- When you're ready to cook them, make sure the pan of water is a rolling boil, then pour them all into the pan off the plate and put the lid back on
- They'll take a couple of minutes to cook and you need to just stir them once. They'll be ready once they start bobbing up to the top
- Drain them once ready then pour them back into the pan, give them a scrunch of salt and pepper, a glug of olive oil and a grating of Parmesan. Plate the gnocchis and drizzle the tomato salsa over the top, then devour

Wednesday, 6 April 2011

Roasted red pepper houmous - ready in less than ten minutes

We don't really keep 'snacky' things in the house. I guess it's to do with the way I was raised - convenience and junk food at home were entirely foreign, the only way they entered was if you snuck them in.  

Instead, we had a pantry and fridge full of interesting ingredients, all of which needed combining and cooking to create something to eat. I hated it growing up but value it having been that way now. Not just because it's made me dislike junk but because it helped get me into cooking.

That said, when I got home from work this evening (feeling rather ravenous) and realised it was going to be a couple of hours until supper because Mathew was out, I regretted the lack of quick nibbles available to me.
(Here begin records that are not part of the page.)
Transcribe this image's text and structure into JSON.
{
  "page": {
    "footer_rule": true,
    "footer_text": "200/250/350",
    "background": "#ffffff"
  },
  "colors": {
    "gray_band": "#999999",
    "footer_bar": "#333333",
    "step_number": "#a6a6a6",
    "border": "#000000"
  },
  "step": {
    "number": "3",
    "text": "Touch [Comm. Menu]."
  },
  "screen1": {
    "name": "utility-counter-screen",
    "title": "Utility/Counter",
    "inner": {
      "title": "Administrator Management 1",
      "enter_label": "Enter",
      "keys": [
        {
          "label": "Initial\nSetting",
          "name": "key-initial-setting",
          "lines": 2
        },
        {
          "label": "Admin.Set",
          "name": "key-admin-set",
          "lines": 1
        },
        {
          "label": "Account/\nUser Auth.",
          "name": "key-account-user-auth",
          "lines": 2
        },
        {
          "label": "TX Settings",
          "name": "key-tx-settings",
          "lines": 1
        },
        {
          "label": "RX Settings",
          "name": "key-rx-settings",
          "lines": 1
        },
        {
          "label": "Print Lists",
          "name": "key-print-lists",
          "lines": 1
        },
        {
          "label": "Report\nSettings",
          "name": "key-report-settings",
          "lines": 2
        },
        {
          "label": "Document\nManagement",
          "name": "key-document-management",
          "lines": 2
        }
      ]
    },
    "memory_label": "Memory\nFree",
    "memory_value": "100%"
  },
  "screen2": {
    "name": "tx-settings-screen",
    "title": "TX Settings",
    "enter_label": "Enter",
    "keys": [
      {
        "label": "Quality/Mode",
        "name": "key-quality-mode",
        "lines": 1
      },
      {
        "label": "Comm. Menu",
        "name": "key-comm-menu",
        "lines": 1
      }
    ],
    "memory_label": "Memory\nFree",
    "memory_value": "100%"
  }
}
Cue a quick dip made with store cupboard ingredients. This one was ready to be wolfed down (or savoured, whichever your appetite will allow) within just 10 minutes. Sure its not as fast as a bag of crisps, but it's tastier by miles.

Enough for several snacks or as a dip for a few people:
One can of chickpeas, drained
1 roasted red pepper from a jar - drained
One clove of garlic
A squeeze of lemon juice
Sea salt and black pepper
One tablespoon tahini paste (get it from delis, continental supermarkets or Sainsburys)
Pitta's to serve (I use the wheat free jobbies but the regular are great too)
100mls extra virgin olive oil and more for drizzling

I recommend using the best olive oil you can find because it makes all the difference. I like to use a DOP (the Italian protected status of origin mark) as the flavour I find to be fantastic and well worth the extra couple of £'s. I've tried dozens of extra virgin olive oils and if you want my view, the Sainsburys Taste the Difference Sicilian is exsquisite.

- Into a food processor place the chickpeas, garlic, tahini, red pepper and olive oil, a generous grind of black pepper and scrunch of sea salt and blitz until quite smooth (or as smooth as you like)
- Decant into a bowl and using the back of a knife poke holes into the houmous to create little pockets, then drizzle with more extra virgin olive oil so it pools in the wells, and give another scrunch of salt and black pepper
- Toast and cut up your pittas and then eat dipped into the tasty coral coloured houmous